Task to complete:
Among the lines of the records below, copy those that hold the word "provide".

Dataset:

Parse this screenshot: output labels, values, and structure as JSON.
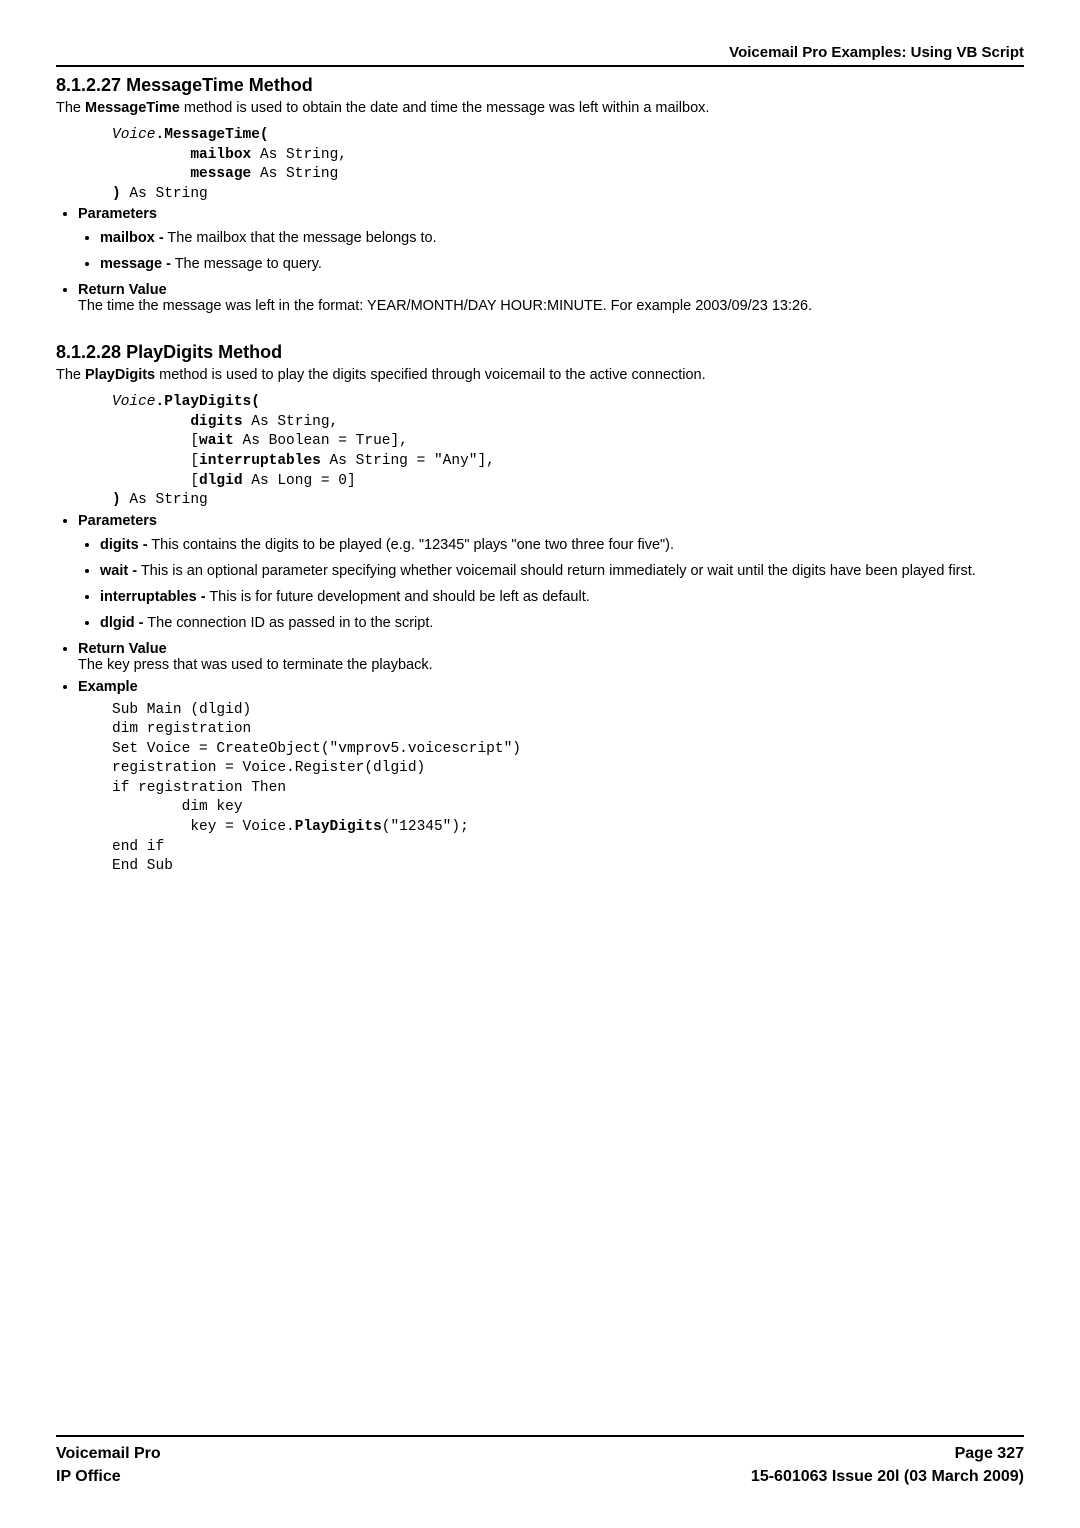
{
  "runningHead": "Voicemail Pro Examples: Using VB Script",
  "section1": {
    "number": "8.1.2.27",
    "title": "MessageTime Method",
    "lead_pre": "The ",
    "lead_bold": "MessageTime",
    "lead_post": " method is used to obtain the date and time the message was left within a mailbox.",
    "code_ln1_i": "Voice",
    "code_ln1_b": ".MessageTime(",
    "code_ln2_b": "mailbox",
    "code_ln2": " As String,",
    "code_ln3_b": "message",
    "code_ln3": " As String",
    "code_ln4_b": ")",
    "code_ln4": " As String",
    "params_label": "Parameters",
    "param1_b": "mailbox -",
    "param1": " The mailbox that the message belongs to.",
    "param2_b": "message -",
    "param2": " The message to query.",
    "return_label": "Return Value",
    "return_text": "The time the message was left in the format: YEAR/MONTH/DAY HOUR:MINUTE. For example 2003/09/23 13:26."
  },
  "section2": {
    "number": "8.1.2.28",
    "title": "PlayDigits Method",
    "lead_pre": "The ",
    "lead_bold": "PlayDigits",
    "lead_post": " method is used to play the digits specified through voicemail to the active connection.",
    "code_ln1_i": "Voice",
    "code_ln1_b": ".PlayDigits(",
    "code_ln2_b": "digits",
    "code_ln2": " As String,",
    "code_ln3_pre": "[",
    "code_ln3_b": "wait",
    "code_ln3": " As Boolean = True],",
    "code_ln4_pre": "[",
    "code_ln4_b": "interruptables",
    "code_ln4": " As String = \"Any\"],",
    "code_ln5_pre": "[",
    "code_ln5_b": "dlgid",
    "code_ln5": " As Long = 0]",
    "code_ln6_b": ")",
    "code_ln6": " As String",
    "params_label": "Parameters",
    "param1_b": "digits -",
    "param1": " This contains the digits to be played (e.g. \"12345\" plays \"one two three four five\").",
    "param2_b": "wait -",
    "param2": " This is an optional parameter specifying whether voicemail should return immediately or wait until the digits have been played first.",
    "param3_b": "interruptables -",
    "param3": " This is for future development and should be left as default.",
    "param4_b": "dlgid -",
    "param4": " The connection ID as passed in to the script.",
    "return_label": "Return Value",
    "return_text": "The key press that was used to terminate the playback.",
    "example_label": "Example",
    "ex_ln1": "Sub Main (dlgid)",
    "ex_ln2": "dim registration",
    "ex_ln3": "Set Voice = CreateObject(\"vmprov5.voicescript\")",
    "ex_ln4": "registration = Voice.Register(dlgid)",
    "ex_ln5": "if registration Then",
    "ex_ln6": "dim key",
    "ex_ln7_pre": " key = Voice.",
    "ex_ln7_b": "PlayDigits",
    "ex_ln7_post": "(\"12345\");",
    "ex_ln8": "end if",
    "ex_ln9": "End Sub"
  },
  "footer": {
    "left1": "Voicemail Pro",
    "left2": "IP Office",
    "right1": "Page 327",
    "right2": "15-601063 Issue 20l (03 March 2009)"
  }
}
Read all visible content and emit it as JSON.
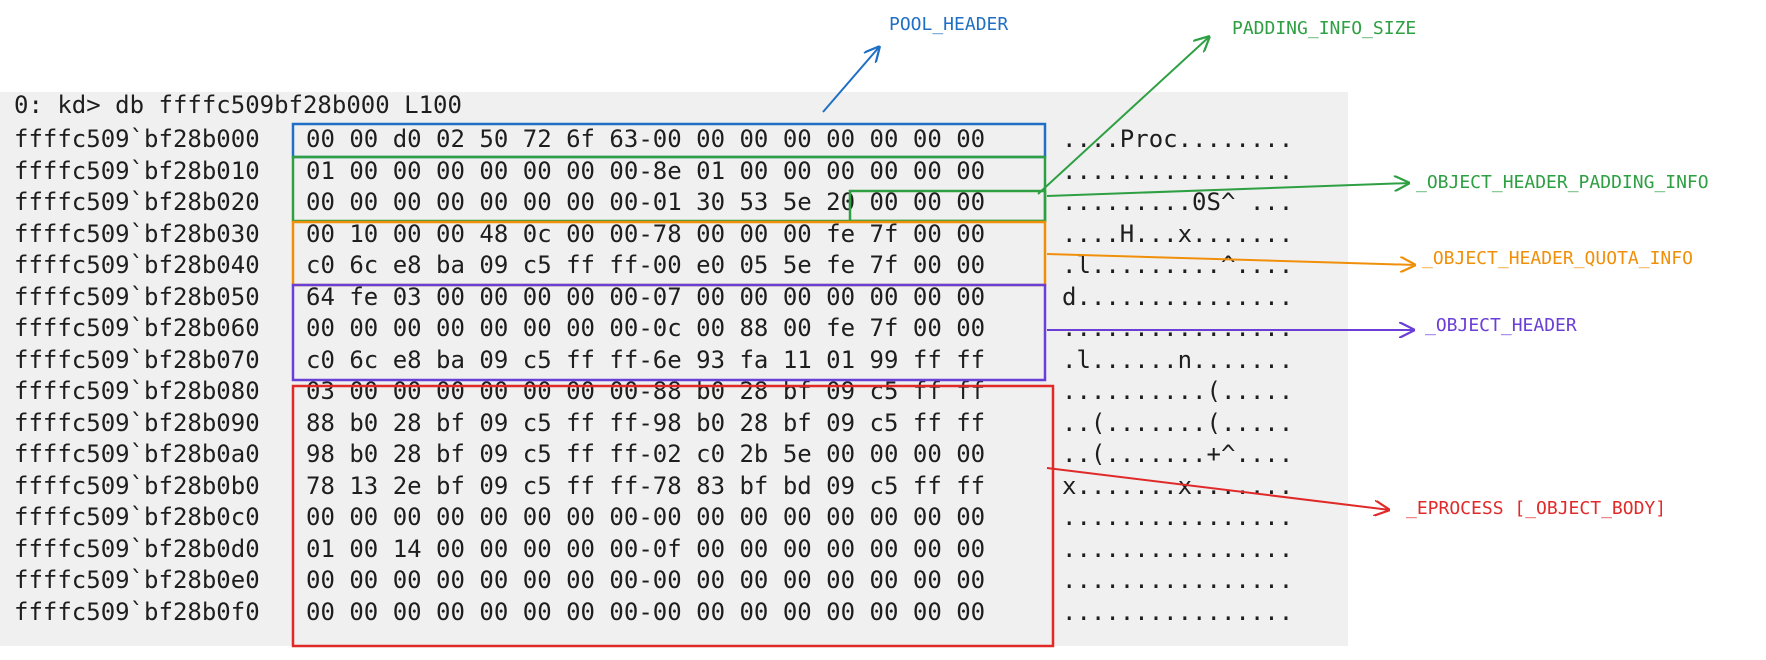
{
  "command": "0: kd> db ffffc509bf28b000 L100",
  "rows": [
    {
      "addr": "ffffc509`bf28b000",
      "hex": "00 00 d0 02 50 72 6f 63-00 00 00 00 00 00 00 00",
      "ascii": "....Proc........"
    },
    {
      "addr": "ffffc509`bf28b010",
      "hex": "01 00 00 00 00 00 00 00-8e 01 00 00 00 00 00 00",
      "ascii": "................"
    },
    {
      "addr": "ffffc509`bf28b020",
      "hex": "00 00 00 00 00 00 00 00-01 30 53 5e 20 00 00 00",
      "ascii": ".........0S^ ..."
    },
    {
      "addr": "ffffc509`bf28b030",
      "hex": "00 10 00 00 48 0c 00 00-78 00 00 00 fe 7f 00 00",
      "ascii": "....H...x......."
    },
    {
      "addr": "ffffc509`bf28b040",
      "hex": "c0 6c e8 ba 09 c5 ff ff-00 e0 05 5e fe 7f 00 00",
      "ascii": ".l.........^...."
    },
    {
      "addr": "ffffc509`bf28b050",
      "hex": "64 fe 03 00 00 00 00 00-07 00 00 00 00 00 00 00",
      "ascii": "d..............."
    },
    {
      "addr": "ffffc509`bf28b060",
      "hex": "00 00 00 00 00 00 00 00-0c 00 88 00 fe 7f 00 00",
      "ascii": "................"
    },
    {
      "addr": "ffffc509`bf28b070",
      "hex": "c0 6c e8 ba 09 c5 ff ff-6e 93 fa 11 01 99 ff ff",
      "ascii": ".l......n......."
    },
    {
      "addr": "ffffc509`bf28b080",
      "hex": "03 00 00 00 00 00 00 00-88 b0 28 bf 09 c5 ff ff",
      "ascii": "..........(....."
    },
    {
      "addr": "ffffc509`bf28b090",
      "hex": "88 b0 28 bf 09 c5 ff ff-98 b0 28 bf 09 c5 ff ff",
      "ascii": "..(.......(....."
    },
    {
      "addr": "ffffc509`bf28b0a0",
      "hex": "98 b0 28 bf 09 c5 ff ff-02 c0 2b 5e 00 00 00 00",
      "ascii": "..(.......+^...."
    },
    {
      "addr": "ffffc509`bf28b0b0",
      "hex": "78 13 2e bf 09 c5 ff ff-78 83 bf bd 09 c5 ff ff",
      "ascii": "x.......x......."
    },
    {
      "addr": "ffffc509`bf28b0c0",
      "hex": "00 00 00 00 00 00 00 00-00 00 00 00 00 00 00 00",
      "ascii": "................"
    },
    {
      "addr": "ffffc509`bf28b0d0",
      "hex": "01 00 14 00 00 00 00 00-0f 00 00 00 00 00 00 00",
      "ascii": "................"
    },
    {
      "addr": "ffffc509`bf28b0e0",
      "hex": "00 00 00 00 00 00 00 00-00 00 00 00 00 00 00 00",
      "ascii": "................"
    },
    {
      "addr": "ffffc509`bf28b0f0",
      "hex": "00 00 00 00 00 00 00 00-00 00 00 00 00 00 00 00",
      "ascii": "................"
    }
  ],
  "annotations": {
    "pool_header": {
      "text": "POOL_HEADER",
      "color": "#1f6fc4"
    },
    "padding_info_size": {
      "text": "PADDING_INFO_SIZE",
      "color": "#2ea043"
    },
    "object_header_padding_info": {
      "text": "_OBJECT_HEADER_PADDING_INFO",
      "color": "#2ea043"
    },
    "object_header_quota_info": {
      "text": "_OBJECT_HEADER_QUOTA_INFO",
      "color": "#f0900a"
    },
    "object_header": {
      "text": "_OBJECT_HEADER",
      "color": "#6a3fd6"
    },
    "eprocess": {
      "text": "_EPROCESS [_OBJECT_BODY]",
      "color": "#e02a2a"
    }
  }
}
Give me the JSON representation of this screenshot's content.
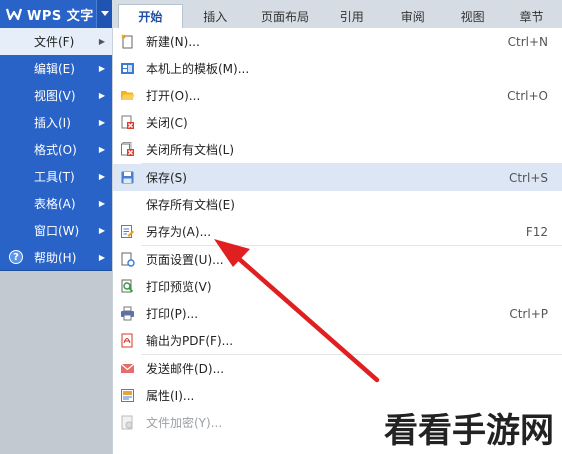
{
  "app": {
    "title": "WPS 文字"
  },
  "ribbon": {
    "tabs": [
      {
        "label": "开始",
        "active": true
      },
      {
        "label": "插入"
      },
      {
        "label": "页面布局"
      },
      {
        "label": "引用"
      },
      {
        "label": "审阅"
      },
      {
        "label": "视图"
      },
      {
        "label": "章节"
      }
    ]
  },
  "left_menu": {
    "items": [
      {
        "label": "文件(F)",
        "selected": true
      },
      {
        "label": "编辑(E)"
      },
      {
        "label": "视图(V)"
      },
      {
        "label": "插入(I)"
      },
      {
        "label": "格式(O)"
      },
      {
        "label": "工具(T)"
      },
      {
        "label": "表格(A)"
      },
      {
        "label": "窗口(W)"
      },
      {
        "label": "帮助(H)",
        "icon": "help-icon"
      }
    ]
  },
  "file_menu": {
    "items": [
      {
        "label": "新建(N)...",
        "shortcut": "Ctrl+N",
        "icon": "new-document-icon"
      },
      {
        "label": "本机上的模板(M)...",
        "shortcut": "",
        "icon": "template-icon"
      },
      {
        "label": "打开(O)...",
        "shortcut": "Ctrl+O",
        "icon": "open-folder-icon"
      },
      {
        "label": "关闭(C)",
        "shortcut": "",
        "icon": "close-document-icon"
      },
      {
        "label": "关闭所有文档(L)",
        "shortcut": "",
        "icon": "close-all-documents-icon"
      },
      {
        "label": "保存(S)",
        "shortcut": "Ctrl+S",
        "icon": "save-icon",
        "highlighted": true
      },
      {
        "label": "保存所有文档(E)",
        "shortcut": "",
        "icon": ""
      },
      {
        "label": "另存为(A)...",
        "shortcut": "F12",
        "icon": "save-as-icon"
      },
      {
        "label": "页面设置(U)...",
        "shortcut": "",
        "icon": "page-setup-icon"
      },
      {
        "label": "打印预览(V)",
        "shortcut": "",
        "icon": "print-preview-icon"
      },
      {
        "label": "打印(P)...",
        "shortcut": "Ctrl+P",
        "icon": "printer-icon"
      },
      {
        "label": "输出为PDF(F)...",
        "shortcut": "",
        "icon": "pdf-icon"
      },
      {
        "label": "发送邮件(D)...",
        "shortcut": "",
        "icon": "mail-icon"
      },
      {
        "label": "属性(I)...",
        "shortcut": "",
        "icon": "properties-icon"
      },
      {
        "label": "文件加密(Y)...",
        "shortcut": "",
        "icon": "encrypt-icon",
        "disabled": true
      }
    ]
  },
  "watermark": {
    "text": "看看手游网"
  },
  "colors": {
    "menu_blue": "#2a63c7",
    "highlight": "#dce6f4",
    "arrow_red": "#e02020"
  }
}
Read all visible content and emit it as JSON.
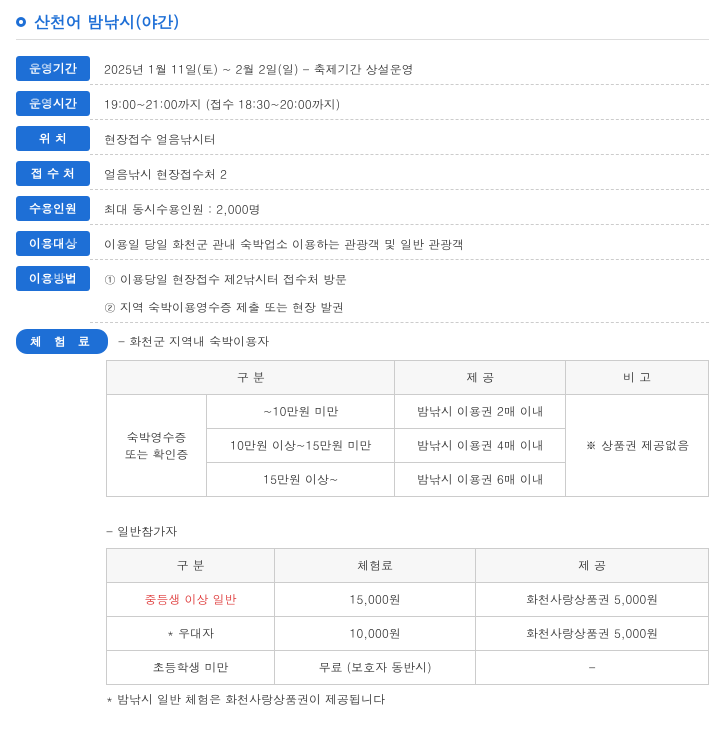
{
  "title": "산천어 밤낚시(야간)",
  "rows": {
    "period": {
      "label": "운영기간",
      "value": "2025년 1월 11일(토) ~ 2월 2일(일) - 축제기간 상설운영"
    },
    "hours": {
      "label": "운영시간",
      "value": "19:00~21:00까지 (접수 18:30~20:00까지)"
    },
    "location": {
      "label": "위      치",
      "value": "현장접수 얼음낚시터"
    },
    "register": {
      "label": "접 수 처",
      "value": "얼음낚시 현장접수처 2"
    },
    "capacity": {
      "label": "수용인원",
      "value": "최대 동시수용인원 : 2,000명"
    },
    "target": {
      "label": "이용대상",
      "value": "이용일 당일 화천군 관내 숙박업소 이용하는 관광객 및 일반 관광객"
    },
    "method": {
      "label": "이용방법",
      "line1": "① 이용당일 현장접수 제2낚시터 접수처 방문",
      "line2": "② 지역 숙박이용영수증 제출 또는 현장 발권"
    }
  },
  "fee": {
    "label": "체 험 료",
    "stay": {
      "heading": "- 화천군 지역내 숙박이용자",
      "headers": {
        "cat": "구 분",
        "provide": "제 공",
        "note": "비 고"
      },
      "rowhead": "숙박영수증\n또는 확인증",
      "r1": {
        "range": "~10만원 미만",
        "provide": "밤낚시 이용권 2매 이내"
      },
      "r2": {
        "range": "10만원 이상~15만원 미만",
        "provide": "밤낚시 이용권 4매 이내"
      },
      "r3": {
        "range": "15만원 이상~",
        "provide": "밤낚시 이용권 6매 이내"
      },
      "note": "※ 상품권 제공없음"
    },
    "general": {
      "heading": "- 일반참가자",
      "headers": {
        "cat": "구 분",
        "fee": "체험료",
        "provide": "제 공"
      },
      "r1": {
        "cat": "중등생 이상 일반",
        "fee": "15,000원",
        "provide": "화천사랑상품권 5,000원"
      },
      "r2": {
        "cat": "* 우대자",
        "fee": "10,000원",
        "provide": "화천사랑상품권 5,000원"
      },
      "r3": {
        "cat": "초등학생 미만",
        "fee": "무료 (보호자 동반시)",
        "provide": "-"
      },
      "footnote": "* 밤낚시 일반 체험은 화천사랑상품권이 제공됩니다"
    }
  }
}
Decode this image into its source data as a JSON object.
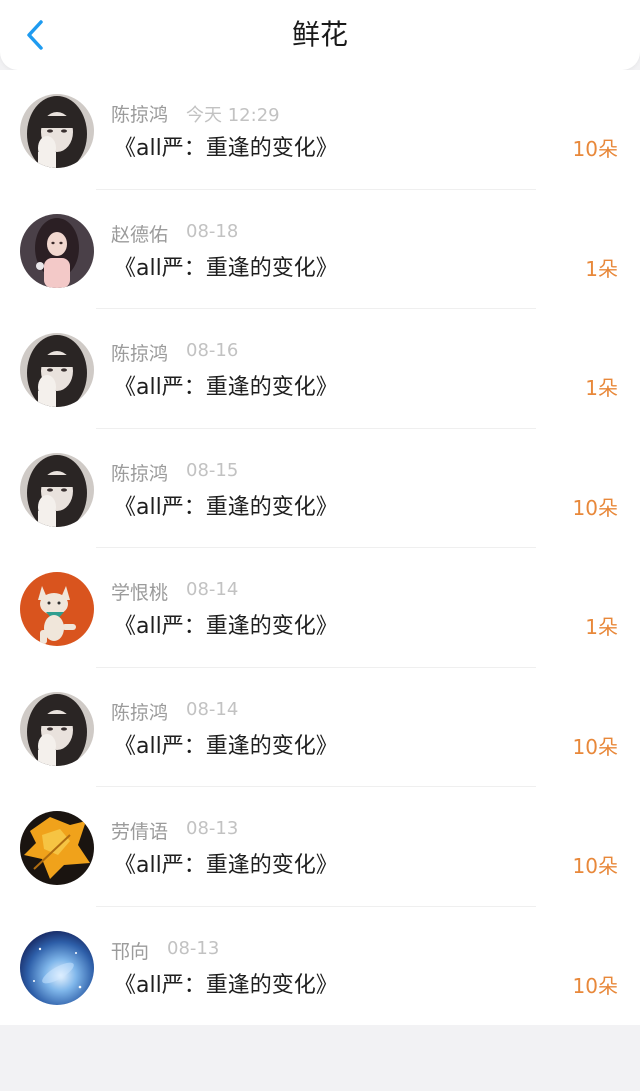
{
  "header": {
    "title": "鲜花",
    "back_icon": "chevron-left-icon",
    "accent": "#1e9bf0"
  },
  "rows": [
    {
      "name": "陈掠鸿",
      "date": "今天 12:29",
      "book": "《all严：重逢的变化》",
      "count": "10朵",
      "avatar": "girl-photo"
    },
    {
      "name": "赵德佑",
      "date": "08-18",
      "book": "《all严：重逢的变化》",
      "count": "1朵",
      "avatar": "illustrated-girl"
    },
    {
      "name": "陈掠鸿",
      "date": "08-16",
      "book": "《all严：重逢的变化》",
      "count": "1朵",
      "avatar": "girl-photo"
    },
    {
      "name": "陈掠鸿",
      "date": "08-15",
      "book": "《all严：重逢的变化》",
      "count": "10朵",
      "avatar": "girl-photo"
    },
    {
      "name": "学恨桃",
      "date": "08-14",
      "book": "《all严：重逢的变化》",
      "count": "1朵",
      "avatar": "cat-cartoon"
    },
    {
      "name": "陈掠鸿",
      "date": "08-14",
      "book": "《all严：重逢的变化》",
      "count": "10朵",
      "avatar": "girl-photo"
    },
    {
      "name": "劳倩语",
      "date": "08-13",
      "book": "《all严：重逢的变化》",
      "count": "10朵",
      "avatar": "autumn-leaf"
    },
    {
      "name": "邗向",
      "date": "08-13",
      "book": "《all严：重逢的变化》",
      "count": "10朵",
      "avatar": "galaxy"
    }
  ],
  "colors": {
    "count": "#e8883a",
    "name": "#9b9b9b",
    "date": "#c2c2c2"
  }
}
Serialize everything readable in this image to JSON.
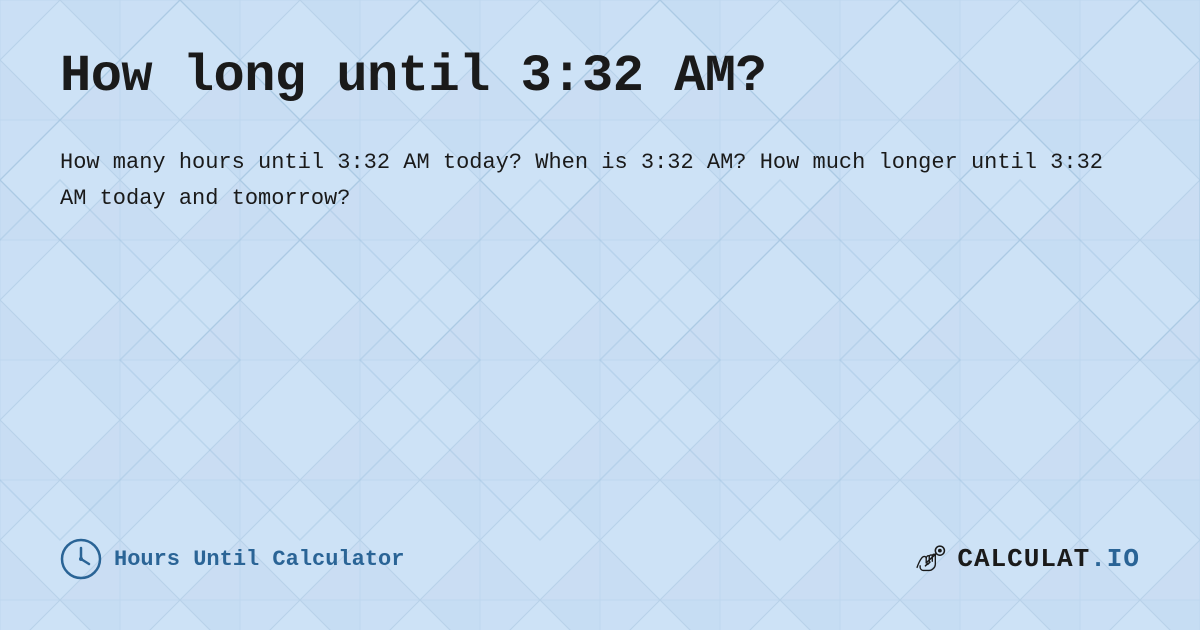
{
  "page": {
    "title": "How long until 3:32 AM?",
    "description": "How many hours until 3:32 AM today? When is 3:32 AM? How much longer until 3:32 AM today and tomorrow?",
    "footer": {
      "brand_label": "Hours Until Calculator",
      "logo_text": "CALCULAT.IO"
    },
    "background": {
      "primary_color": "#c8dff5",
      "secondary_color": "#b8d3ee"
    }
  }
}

Solution to the exercise:
        "provide": "제 공",
        "provide": "밤낚시 이용권 2매 이내"
        "provide": "밤낚시 이용권 4매 이내"
        "provide": "밤낚시 이용권 6매 이내"
        "provide": "제 공"
        "provide": "화천사랑상품권 5,000원"
        "provide": "화천사랑상품권 5,000원"
        "provide": "-"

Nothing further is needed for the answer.